Exercise details: Find the lines of the listing that contain the string "Windows", and return them.

Input data:
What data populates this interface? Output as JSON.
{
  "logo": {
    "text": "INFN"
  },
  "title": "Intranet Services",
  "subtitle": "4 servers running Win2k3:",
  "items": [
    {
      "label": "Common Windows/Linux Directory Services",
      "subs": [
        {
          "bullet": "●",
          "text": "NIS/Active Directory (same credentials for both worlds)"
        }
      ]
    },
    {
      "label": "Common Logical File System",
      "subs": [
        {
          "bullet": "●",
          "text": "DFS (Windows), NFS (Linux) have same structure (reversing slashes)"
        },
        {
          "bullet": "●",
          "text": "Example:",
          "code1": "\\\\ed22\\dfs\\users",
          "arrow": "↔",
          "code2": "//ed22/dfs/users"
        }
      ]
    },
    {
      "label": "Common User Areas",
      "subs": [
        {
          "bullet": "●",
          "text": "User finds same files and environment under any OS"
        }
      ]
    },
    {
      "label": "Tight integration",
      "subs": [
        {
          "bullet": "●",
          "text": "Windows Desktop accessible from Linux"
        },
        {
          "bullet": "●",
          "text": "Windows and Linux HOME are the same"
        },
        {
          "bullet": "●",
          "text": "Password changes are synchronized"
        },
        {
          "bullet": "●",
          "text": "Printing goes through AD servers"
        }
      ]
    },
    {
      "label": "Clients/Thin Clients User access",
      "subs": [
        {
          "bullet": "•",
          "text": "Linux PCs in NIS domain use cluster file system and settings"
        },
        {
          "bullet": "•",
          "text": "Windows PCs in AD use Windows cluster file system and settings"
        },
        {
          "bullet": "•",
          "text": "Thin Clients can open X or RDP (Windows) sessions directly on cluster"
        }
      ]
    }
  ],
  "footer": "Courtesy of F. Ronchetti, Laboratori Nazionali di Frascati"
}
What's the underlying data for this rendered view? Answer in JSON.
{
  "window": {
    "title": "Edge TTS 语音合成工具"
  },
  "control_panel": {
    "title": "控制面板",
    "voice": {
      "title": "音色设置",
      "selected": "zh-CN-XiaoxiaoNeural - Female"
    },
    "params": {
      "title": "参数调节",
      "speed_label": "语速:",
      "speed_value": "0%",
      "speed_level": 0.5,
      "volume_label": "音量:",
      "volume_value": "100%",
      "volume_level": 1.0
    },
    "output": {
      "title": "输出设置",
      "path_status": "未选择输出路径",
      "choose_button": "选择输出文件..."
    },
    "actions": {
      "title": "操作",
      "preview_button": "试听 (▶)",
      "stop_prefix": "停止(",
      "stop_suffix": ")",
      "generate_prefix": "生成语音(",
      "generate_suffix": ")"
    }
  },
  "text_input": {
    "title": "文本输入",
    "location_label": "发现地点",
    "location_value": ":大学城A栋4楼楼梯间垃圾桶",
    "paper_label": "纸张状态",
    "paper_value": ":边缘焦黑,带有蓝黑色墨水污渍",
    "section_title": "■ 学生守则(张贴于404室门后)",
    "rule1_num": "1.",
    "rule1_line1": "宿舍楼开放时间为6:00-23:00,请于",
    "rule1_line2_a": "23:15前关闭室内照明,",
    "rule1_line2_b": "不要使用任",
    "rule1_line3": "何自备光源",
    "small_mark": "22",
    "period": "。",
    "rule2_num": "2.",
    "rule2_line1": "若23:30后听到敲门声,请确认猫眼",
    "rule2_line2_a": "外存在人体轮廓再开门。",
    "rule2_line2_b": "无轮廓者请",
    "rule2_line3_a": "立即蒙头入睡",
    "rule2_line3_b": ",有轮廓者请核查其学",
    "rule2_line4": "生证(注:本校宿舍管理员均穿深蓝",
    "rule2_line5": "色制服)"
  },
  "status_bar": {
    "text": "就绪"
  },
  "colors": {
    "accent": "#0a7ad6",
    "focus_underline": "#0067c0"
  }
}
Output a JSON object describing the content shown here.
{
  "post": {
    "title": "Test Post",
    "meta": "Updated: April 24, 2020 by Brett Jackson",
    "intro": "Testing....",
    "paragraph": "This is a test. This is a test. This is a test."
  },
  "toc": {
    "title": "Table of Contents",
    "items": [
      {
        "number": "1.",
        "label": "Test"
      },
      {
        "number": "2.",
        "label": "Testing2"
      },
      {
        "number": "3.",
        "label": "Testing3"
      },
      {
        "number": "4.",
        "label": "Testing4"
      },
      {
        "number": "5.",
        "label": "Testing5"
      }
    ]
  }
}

Solution to the exercise:
      "label": "Common Windows/Linux Directory Services",
          "text": "DFS (Windows), NFS (Linux) have same structure (reversing slashes)"
          "text": "Windows Desktop accessible from Linux"
          "text": "Windows and Linux HOME are the same"
          "text": "Windows PCs in AD use Windows cluster file system and settings"
          "text": "Thin Clients can open X or RDP (Windows) sessions directly on cluster"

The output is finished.